[dropcap style=”font-size:100px; color:#992211;”]F[/dropcap]inding patient zero in epidemics is scant consolation for those unlucky enough to have contracted the disease.
Nevertheless, knowledge is power, and one more step towards controlling its spread. Happy New Year, and steer clear of flying mammals.
The outbreak of the Ebola virus disease occurring in West Africa may have originated from contact between humans and virus-infected bats, suggests a study led by researchers from the Robert Koch-Institute in Berlin, Germany. The report, published in EMBO Molecular Medicine, identifies insectivorous free-tailed bats as plausible reservoirs and expands the range of possible Ebola virus sources to this type of bats. The results also reveal that larger wildlife are not the source of infection.

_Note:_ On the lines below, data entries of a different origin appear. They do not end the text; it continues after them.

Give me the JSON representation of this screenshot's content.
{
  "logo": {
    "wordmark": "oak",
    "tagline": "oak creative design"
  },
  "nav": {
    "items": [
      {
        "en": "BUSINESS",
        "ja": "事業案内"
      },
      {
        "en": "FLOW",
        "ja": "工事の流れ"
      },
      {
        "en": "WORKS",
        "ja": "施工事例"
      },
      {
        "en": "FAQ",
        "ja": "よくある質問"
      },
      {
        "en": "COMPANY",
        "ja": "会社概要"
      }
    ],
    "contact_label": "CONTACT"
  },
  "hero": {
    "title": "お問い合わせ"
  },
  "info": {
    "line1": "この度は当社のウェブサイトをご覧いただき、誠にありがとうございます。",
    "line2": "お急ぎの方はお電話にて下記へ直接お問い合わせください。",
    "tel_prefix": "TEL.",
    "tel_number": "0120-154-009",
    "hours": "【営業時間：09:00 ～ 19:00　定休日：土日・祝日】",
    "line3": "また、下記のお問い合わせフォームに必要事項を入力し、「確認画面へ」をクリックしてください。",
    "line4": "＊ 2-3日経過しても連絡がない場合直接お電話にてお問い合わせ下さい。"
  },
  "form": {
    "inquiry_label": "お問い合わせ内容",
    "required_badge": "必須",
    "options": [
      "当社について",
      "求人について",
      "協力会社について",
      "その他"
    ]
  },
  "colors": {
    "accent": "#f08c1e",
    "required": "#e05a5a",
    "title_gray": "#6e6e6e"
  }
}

Ebola virus disease epidemics are of zoonotic origin, transmitted to human populations either through contact with larger wildlife or by direct contact with bats. “We monitored the large mammal populations close to the index village Meliandou in south-eastern Guinea and found no evidence for a concurrent outbreak,” says Fabian H. Leendertz of the Robert Koch Institute, who led the study. The second infection route appears more plausible as direct contact with bats is usual in the affected region.
Fruit bats are the commonly suspected Ebola virus reservoir as previous outbreaks in Africa show. Interviews with Meliandou locals revealed that exposure to fruit bats through hunting and consumption of meat in this area is common. Yet fruit bats seem an unlikely source of infection, as a food-borne transmission would have affected adults before or concurrently with the two-year-old boy – the index case. This suggests a source of infection unrelated to food.
Another opportunity for infection was a large colony of free-tailed insectivorous bats housed in a hollow tree nearby the home of the index case. Villagers reported that children often used to play in and around the tree. This may have resulted in a massive exposure to bats.
The multidisciplinary team of researchers led a four-week field mission in Guinea in April 2014 to examine human exposure to bats, to survey local wildlife and to capture and sample bats in Meliandou and in neighbouring forests. The index village is not located in the forest but rather in an area heavily modified by humans representing “modern” African settings.
The virus that spread from Meliandou into other areas of Guinea and Sierra Leone, Liberia, Nigeria and Senegal, represents the largest ever-recorded Ebola outbreak killing 7,800 people (as of 17 December 2014).
Illustration by Dan Booth not to be reproduced without his express prior permission
Some of the news that we find inspiring, diverting, wrong or so very right.